Julia Cameron, the inspiration behind many dreams thanks to her brilliant and groundbreaking book, The Artist’s Way, recognized that money was often a stumbling block for creative types. Her more recent book, The Prosperous Heart, provides all sorts of exercises, tools and strategies for becoming prosperous in your life— not just monetarily but spiritually as well. She describes prosperity as a spiritual matter— a matter of faith. And the primary tool to develop prosperity is “counting.” She asks you to keep a ledger of money in and money out. She considers it a great way to attain financial clarity. Noting that the opposite of prosperity is not poverty, it’s anxiety— she focuses on our concepts of what is “enough.” Cameron’s simple counting system is a great start to get a snapshot of the kind of spender/saver you are and what habits you might need to change if you need to build your funds to support your dream.
In their excellent book, Build Your Dreams, Alexis Irvin and Chip Hiden devote two chapters to what they call “Feeding the Pig”— ways to save money for your dream, and raise additional money for your dream. They recommend you take a year to “chase the dream” that is, start adjusting your finances and learning all you can to move toward the dream. Irvin and Hiden simplify the budgeting process by having you create two budgets: your daily living expenses and then the expenses related to your dream. As you analyze your living expenses, they encourage you to look for ways you can cut them back so that you have more money available for your dream. Do you really need the full cable DVR system? Could you make coffee at home and save the expensive café for a treat? Is your cell phone plan too expensive? How ‘bout getting your protein from beans instead of expensive meat? By making some basic cutbacks you can channel those savings to your dream.
As you look at expenses for your dream they offer a creative idea: the rule of three. Before you pay for a product or service, get at least three estimates so you don’t pay too much. Consider alternatives to paying for services from bartering to doing it yourself. They also offer an informative chapter on ways to raise income for your business from quick part-time jobs, to fundraising events, fellowships/scholarships, and crowdsourcing ideas.
But I think the real value in these chapters is this deceptively simple process of taking a year to “chase the dream.” The insight gained from this year will be invaluable.

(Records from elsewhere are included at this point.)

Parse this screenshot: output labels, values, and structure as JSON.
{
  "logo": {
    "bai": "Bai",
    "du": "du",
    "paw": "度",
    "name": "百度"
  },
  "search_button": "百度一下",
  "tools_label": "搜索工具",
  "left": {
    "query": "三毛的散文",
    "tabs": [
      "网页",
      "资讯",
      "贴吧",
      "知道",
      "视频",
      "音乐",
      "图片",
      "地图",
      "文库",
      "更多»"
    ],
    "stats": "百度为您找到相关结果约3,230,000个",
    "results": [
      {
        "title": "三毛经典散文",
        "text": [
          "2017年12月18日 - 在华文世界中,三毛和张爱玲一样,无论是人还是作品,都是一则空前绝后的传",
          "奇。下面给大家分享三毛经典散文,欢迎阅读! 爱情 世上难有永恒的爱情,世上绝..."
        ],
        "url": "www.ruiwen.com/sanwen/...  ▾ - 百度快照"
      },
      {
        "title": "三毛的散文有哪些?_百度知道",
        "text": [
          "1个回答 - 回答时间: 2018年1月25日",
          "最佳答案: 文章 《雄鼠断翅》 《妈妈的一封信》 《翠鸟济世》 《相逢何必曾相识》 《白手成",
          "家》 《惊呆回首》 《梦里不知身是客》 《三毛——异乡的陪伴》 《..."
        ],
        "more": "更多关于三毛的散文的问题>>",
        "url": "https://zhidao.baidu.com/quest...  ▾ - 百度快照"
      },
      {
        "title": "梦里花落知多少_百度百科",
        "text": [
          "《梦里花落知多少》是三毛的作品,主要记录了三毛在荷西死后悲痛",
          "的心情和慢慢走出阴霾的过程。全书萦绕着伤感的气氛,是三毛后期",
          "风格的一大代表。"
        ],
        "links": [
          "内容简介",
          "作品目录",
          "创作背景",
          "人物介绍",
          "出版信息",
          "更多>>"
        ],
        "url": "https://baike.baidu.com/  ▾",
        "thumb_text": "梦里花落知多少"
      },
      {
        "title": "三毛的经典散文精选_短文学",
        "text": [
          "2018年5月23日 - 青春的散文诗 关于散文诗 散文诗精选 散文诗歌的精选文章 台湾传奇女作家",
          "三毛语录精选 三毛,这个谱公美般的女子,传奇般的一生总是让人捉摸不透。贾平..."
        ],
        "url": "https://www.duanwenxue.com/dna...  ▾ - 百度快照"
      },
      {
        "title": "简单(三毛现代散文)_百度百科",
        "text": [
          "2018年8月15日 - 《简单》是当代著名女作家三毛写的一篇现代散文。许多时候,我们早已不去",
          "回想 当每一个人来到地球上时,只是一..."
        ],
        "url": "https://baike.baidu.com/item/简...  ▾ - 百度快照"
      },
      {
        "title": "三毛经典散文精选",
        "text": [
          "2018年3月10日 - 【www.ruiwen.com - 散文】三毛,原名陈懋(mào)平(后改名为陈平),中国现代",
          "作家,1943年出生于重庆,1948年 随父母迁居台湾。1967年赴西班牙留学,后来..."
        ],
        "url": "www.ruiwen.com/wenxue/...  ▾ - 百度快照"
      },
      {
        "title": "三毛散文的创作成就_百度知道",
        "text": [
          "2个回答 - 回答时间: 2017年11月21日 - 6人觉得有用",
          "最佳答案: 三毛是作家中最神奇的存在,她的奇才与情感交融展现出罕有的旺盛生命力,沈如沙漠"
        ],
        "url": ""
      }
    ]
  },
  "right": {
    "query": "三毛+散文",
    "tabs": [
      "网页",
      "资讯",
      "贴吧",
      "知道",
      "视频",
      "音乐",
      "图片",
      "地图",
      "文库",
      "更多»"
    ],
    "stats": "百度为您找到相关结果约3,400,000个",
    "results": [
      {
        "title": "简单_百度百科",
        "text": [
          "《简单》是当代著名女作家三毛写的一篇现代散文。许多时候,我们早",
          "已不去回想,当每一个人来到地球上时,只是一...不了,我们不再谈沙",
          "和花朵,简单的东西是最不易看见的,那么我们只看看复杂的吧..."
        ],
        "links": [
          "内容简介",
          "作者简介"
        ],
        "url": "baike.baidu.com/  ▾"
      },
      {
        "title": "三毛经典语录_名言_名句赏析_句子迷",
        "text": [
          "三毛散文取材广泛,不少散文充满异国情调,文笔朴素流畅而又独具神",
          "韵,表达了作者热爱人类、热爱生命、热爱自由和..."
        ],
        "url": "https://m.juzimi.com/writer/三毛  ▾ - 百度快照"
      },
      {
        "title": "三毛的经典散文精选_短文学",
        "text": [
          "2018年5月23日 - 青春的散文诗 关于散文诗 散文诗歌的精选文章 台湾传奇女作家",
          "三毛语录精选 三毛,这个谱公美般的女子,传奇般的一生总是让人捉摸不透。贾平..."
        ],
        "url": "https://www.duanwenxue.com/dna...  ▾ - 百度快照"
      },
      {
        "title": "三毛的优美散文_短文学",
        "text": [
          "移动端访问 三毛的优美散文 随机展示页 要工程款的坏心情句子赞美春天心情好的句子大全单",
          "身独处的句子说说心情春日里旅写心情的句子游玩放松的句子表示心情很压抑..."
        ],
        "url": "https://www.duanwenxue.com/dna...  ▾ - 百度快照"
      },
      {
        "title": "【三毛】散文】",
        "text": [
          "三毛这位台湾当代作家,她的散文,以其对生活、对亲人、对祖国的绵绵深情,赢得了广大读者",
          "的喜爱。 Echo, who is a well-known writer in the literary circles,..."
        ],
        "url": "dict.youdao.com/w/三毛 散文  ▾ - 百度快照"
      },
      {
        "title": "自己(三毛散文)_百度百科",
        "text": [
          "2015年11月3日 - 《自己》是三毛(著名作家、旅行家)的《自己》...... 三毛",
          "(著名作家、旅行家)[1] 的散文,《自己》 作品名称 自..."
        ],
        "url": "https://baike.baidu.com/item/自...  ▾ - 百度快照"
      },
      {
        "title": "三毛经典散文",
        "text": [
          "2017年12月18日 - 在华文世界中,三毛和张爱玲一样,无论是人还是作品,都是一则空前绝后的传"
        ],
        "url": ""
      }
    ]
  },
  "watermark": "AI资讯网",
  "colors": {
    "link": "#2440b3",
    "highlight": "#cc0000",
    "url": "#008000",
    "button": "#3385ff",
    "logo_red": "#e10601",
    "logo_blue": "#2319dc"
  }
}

It’s one thing to fantasize about leaving that law practice to start the pear farm: it’s another to begin living out the lifestyle changes to save money and develop the dream. You may learn that a high income and a certain lifestyle are more important after all-- and that is a valuable piece of learning. Or you may surprise yourself and learn that Cameron’s view of prosperity as more spiritual than financial fits you better. And you may learn that pear trees are more interesting than lawyers.
So dream on. Dream big. And then plan. Oh— and that 20-something wanna-be actor going to Hollywood with no professional experience or money? Well who am I to tell Jon Hamm how to manage his career?
Photo credit: Flickr Creative Commons Zamani